When literally translated it means “sleep with the angels”.
This might seem odd, as we tend to associate sleeping with angels with death in our culture, but romance languages often make reference to angels in a brighter light!
The Spanish also say something similar in some regions “que duermas con los angelitos”.
Fais de beaux rêves
Like “dors bien”, this next one also has a well-wishing feel that focuses on the sleep side of things.
“Fais de beaux rêves” translates to “Have beautiful dreams” and is the French equivalent of saying “sweet dreams”.
If you are all off to bed but occupying the same house it is an ideal choice. Great for use with partners or dorm buddies and roommates. It is also used with young children.
Je vais me coucher
We don’t only say “Goodnight” as a response to others heading to bed, sometimes we want to announce it ourselves, perhaps the movie is too long or you’ve had a hard day at work and you want to tell your family or roommate that you are tapping out.
“Je vais me coucher” is a great phrase that means “I’m going to bed”. It is pretty blunt and very informal. But then you wouldn’t announce you were off to bed in a formal setting anyway, would you?
Va te reposer
Perhaps someone has just used “Je vais me coucher” to you to let you know they have had enough and are headed upstairs.
You might want to show you care and say “va te reposer”. It means “get some rest”.
Okay, so it’s not exactly goodnight, but it shows good intentions and that you care about their wellbeing, of course, tone of voice is important.

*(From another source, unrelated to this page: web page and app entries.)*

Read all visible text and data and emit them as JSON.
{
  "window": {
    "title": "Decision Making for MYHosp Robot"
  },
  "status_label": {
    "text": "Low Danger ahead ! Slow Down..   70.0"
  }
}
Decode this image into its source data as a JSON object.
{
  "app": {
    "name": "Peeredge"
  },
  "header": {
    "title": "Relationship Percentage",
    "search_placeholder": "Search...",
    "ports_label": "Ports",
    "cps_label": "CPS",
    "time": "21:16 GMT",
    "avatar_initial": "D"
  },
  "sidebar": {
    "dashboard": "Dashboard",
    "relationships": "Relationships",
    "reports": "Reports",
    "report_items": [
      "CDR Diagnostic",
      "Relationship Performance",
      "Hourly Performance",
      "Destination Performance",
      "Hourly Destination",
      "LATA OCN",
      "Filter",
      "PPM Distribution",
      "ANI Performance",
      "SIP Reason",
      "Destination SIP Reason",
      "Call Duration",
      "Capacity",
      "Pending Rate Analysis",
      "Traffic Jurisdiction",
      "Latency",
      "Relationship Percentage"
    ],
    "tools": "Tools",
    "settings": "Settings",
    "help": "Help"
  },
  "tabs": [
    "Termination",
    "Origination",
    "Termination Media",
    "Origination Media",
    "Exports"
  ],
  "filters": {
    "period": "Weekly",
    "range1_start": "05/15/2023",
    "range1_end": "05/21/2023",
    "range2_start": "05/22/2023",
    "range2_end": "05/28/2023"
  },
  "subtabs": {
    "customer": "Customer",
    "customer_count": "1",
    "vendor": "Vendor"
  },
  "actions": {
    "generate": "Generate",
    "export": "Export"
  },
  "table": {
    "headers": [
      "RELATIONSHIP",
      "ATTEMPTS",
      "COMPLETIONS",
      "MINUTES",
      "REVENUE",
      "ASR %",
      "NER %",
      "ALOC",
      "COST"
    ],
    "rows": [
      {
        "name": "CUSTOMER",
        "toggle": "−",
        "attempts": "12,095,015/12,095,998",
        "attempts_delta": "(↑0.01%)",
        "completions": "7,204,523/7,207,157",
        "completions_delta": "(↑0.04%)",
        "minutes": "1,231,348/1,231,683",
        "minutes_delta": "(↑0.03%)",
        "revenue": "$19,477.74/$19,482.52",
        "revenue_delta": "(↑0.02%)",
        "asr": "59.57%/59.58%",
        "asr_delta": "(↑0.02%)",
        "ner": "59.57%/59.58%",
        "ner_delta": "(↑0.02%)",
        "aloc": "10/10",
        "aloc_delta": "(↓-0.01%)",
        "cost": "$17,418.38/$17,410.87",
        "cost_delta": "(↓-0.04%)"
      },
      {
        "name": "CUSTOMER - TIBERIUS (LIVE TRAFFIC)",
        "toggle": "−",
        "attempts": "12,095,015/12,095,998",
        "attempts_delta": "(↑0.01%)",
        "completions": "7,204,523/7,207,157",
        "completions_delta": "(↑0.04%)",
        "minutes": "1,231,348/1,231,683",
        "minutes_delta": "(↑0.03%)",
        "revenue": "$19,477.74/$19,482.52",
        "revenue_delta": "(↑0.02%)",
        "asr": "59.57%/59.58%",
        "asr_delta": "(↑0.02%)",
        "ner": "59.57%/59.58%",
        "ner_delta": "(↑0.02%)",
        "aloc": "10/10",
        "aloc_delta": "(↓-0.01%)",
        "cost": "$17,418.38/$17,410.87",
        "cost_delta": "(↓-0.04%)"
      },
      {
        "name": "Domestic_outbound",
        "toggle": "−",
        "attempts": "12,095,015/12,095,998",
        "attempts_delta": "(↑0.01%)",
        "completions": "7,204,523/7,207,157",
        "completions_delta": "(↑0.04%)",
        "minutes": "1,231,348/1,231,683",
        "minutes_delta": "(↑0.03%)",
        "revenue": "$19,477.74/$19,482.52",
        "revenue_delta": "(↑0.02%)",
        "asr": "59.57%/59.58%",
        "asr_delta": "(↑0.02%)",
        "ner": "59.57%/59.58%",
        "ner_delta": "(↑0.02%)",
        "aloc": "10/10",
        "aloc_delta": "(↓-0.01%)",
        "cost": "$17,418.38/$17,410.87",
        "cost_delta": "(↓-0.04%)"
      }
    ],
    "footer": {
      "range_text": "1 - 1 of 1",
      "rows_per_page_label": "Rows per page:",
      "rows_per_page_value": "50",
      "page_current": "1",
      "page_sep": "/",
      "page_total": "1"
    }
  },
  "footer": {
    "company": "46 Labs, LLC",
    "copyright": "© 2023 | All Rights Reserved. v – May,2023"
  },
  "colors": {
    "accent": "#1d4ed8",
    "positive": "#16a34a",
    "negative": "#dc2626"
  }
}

If you know someone has had a long day, or is in need of some well-earned rest for whatever reason it is a great phrase to pull out!
Goodnight in French – Final Thoughts
Saying goodnight in French might be a little more complicated than you first thought and you may not have as many options as you might have liked.
Romantic, dreamy phrases like “fais de beaux rêves” elegantly roll off of the tongue but are a little wordy for a beginner to wrap themselves around.
But with a “bonne nuit”, a “bon soiree” and a “dors bien” you will manage to make ends meet when the day ends and you need to say “goodnight”.